Dr Karen Halliday of the University of Edinburgh's School of Biological Sciences, who took part in the study, said: "We have pinpointed a key gene linked to the growth of plants according to the temperature – this could be of real interest in improving crop yields and food security in temperate climates."

Catriona Kelly | EurekAlert!
Further information:
http://www.ed.ac.uk

More articles from Life Sciences:

nachricht Closing in on advanced prostate cancer
13.12.2017 | Institute for Research in Biomedicine (IRB Barcelona)

nachricht Visualizing single molecules in whole cells with a new spin
13.12.2017 | Wyss Institute for Biologically Inspired Engineering at Harvard

All articles from Life Sciences >>>

The most recent press releases about innovation >>>

Die letzten 5 Focus-News des innovations-reports im Überblick:

Im Focus: Long-lived storage of a photonic qubit for worldwide teleportation

MPQ scientists achieve long storage times for photonic quantum bits which break the lower bound for direct teleportation in a global quantum network.

Concerning the development of quantum memories for the realization of global quantum networks, scientists of the Quantum Dynamics Division led by Professor...

Im Focus: Electromagnetic water cloak eliminates drag and wake

Detailed calculations show water cloaks are feasible with today's technology

Researchers have developed a water cloaking concept based on electromagnetic forces that could eliminate an object's wake, greatly reducing its drag while...

Im Focus: Scientists channel graphene to understand filtration and ion transport into cells

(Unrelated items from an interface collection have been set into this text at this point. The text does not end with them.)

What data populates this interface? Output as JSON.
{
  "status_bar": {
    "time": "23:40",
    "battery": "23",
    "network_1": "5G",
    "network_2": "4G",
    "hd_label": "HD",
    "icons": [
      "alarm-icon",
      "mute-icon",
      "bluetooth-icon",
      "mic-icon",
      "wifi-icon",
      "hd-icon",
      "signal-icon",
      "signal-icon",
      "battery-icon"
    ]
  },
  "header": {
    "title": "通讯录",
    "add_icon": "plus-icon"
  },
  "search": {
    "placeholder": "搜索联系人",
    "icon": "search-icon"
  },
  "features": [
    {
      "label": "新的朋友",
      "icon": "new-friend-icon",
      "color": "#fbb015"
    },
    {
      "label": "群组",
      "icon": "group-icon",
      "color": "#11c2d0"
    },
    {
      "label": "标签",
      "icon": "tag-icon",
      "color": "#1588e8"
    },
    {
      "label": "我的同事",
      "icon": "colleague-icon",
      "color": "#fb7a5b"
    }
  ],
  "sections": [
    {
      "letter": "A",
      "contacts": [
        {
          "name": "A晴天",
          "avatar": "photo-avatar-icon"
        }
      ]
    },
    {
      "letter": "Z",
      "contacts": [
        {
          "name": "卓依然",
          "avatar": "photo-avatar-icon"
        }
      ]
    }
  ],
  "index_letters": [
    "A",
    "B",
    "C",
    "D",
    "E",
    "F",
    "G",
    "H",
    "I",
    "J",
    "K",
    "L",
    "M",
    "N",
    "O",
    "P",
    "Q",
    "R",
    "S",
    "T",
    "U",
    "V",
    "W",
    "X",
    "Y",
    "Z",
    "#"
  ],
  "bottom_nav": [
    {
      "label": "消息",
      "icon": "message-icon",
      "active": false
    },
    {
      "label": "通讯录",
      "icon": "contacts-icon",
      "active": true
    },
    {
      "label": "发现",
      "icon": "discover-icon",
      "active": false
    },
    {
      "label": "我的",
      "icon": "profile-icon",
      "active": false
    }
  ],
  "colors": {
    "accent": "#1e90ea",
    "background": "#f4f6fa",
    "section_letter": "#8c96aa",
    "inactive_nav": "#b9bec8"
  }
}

Tiny pores at a cell's entryway act as miniature bouncers, letting in some electrically charged atoms--ions--but blocking others. Operating as exquisitely sensitive filters, these "ion channels" play a critical role in biological functions such as muscle contraction and the firing of brain cells.

To rapidly transport the right ions through the cell membrane, the tiny channels rely on a complex interplay between the ions and surrounding molecules,...

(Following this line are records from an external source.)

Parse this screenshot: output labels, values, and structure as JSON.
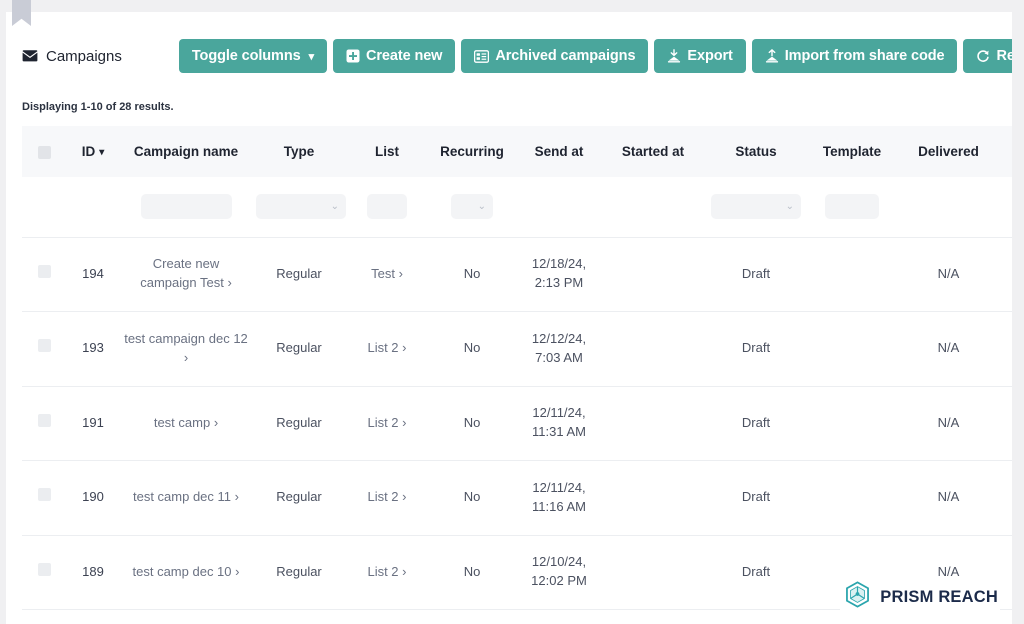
{
  "header": {
    "title": "Campaigns",
    "title_icon": "envelope-icon",
    "buttons": [
      {
        "label": "Toggle columns",
        "icon": "none",
        "caret": true,
        "name": "toggle-columns-button"
      },
      {
        "label": "Create new",
        "icon": "plus-square-icon",
        "caret": false,
        "name": "create-new-button"
      },
      {
        "label": "Archived campaigns",
        "icon": "archive-icon",
        "caret": false,
        "name": "archived-campaigns-button"
      },
      {
        "label": "Export",
        "icon": "export-icon",
        "caret": false,
        "name": "export-button"
      },
      {
        "label": "Import from share code",
        "icon": "import-icon",
        "caret": false,
        "name": "import-from-share-code-button"
      },
      {
        "label": "Refresh",
        "icon": "refresh-icon",
        "caret": false,
        "name": "refresh-button"
      }
    ]
  },
  "results": {
    "text": "Displaying 1-10 of 28 results."
  },
  "table": {
    "columns": [
      {
        "key": "check",
        "label": "",
        "sort": false
      },
      {
        "key": "id",
        "label": "ID",
        "sort": true
      },
      {
        "key": "name",
        "label": "Campaign name",
        "sort": false
      },
      {
        "key": "type",
        "label": "Type",
        "sort": false
      },
      {
        "key": "list",
        "label": "List",
        "sort": false
      },
      {
        "key": "recurring",
        "label": "Recurring",
        "sort": false
      },
      {
        "key": "send_at",
        "label": "Send at",
        "sort": false
      },
      {
        "key": "started_at",
        "label": "Started at",
        "sort": false
      },
      {
        "key": "status",
        "label": "Status",
        "sort": false
      },
      {
        "key": "template",
        "label": "Template",
        "sort": false
      },
      {
        "key": "delivered",
        "label": "Delivered",
        "sort": false
      }
    ],
    "sort_indicator": "▾",
    "filters": {
      "name_value": "",
      "name_placeholder": "",
      "type_value": "",
      "type_placeholder": "",
      "list_value": "",
      "list_placeholder": "",
      "recurring_value": "",
      "recurring_placeholder": "",
      "status_value": "",
      "status_placeholder": "",
      "template_value": "",
      "template_placeholder": "",
      "chevron": "⌄"
    },
    "rows": [
      {
        "id": "194",
        "name": "Create new campaign Test",
        "name_chevron": "›",
        "type": "Regular",
        "list": "Test",
        "list_chevron": "›",
        "recurring": "No",
        "send_at_date": "12/18/24,",
        "send_at_time": "2:13 PM",
        "started_at": "",
        "status": "Draft",
        "template": "",
        "delivered": "N/A"
      },
      {
        "id": "193",
        "name": "test campaign dec 12",
        "name_chevron": "›",
        "type": "Regular",
        "list": "List 2",
        "list_chevron": "›",
        "recurring": "No",
        "send_at_date": "12/12/24,",
        "send_at_time": "7:03 AM",
        "started_at": "",
        "status": "Draft",
        "template": "",
        "delivered": "N/A"
      },
      {
        "id": "191",
        "name": "test camp",
        "name_chevron": "›",
        "type": "Regular",
        "list": "List 2",
        "list_chevron": "›",
        "recurring": "No",
        "send_at_date": "12/11/24,",
        "send_at_time": "11:31 AM",
        "started_at": "",
        "status": "Draft",
        "template": "",
        "delivered": "N/A"
      },
      {
        "id": "190",
        "name": "test camp dec 11",
        "name_chevron": "›",
        "type": "Regular",
        "list": "List 2",
        "list_chevron": "›",
        "recurring": "No",
        "send_at_date": "12/11/24,",
        "send_at_time": "11:16 AM",
        "started_at": "",
        "status": "Draft",
        "template": "",
        "delivered": "N/A"
      },
      {
        "id": "189",
        "name": "test camp dec 10",
        "name_chevron": "›",
        "type": "Regular",
        "list": "List 2",
        "list_chevron": "›",
        "recurring": "No",
        "send_at_date": "12/10/24,",
        "send_at_time": "12:02 PM",
        "started_at": "",
        "status": "Draft",
        "template": "",
        "delivered": "N/A"
      }
    ]
  },
  "footer": {
    "logo_text": "PRISM REACH",
    "logo_icon": "prism-polyhedron-icon"
  },
  "colors": {
    "accent": "#4aa69c",
    "header_bg": "#f7f8fa",
    "page_bg": "#f0f0f2",
    "text": "#1f2430",
    "muted": "#6a7182",
    "logo_navy": "#1c2b4a",
    "logo_teal": "#2aa5ad"
  }
}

Im Focus: Towards data storage at the single molecule level

The miniaturization of the current technology of storage media is hindered by fundamental limits of quantum mechanics. A new approach consists in using so-called spin-crossover molecules as the smallest possible storage unit. Similar to normal hard drives, these special molecules can save information via their magnetic state. A research team from Kiel University has now managed to successfully place a new class of spin-crossover molecules onto a surface and to improve the molecule’s storage capacity. The storage density of conventional hard drives could therefore theoretically be increased by more than one hundred fold. The study has been published in the scientific journal Nano Letters.

Over the past few years, the building blocks of storage media have gotten ever smaller. But further miniaturization of the current technology is hindered by...

Im Focus: Successful Mechanical Testing of Nanowires

With innovative experiments, researchers at the Helmholtz-Zentrums Geesthacht and the Technical University Hamburg unravel why tiny metallic structures are extremely strong

Light-weight and simultaneously strong – porous metallic nanomaterials promise interesting applications as, for instance, for future aeroplanes with enhanced...

All Focus news of the innovation-report >>>

Anzeige

Anzeige

Event News

See, understand and experience the work of the future

11.12.2017 | Event News

Innovative strategies to tackle parasitic worms

08.12.2017 | Event News

AKL’18: The opportunities and challenges of digitalization in the laser industry

07.12.2017 | Event News

 
Latest News

A whole-body approach to understanding chemosensory cells

13.12.2017 | Health and Medicine

Water without windows: Capturing water vapor inside an electron microscope

13.12.2017 | Physics and Astronomy

Cellular Self-Digestion Process Triggers Autoimmune Disease

13.12.2017 | Life Sciences

VideoLinks
B2B-VideoLinks
More VideoLinks >>>